By SUSANNAH TOMBES
It has been said that the only people who are pro-life are old, white men. This is simply just not the case. While it is true that there are many older men in Congress who say that they are pro-life, I have seen an increase in millennials switching their views on abortion and embracing the pro-life stance.
I was raised in a Catholic home that held the traditional values of the Church closely and I also saw these views lived out. When I was younger, the tragedy of abortion did not affect me as greatly as it does now, mostly because there was not much for a seven-year-old to really do about the injustice. Now, I am the President of the Students for Life Club here at UMW and I have a great zeal in defending the dignity and gift of each human life.
Although many religious-minded people are pro-life, the views on this are changing as well. Rachel Hodges, a freshman here at UMW is both an atheist and pro-life. She says, “As a society, we have forgotten how precious life is. Millennials take for granted everything they are given, even the miracle of a child.”
I have seen a change in the pro-life movement, growing from primarily faith-based organizations to broader spectrums. Non-profits such as Feminists for Life and Secular Pro-Life have gained a growing number of followers and supporters. I believe that this is because millennials are beginning to see how valuable life is and how the abortion issue is not a political issue, but instead a human rights one.
Stephen Lamm, Secretary of UMW’s College Republicans believes, “More young people are becoming pro-life because of what we have seen at Planned Parenthood and how they reportedly sell baby/fetus parts for money.
Now that is just unethical, and our generation is fed up with corruption and politicians and groups that only care about money.” Lamm shares that he is a centrist Republican, meaning that he, “takes views from all parts of the political spectrum” and that there have been special cases where understands the pro-choice point of view, but he is more geared to the pro-life argument.
However, the pro-life viewpoint does have flaws, and I say that as someone who has been pro-life for the entirety of her life. It is easy to fall into the category of pro-birth and completely forget about the stages of life after birth. An easy one to dismiss is that of refugees. Emily James, a junior in the Education program, shares that her father is an immigrant and has been a reason she has such a drive to support immigrants, refugees and their families.
Personally, I have never really known any concrete ways of helping these people, but Emily provided some simple ways to start. “Listening. Working with them, talking to them. Volunteer at adult career centers to teach English, and you might end up learning their language too.” We also talked about getting comfortable with being uncomfortable. I think that goes with caring for the dignity of every human life, no matter the stage.

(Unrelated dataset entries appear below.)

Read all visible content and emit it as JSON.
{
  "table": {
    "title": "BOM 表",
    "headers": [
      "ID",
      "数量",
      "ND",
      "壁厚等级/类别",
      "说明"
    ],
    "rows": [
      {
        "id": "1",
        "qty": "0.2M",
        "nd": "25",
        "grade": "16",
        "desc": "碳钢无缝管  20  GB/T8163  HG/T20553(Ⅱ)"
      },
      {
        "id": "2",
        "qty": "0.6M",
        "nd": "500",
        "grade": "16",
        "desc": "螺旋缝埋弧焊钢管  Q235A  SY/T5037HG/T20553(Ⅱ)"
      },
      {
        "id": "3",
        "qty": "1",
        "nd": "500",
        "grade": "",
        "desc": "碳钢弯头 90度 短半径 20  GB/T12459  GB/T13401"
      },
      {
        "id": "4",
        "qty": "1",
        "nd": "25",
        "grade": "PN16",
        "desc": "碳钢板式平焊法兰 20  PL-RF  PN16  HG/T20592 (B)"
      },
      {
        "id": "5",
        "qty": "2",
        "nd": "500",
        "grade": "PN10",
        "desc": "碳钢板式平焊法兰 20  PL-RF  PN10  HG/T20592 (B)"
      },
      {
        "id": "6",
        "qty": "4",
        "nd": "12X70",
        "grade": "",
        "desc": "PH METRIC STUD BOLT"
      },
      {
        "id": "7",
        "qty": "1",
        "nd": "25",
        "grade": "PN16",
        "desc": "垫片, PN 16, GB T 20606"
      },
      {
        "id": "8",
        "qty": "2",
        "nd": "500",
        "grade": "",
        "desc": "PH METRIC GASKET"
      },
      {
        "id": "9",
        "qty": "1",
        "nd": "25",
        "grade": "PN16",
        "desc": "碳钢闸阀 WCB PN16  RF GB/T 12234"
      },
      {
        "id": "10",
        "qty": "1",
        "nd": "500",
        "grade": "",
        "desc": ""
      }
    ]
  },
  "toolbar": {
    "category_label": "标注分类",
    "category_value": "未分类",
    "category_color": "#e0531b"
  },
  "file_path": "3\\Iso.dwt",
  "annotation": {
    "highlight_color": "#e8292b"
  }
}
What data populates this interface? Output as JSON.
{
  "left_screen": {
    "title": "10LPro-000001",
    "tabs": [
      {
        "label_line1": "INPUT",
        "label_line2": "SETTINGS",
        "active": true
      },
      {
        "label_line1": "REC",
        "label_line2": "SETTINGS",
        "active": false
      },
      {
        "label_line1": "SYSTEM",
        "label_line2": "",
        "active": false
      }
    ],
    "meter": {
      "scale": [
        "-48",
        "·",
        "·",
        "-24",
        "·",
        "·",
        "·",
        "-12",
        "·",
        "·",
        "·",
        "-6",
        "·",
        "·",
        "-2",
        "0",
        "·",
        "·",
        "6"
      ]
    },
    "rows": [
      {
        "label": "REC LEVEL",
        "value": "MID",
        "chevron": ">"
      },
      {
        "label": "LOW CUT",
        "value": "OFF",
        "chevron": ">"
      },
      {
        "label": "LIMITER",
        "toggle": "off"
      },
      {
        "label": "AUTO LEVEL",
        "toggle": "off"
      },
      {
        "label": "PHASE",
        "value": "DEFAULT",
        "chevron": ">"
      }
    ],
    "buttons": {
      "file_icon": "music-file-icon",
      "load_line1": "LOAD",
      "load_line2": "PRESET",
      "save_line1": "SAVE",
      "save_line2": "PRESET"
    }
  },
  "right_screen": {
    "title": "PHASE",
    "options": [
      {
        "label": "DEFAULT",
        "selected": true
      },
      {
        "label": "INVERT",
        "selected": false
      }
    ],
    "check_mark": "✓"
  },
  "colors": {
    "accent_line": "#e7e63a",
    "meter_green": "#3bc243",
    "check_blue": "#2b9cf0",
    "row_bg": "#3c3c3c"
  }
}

I do not think for a second that you can claim to be pro-life, while refusing to support the mother who has chosen life for her child and is in need of emotional and financial support. I do not think that you can claim to be pro-life without showing support to the immigrants and refugees who need to know that their lives matter just as much as my family’s lives matter.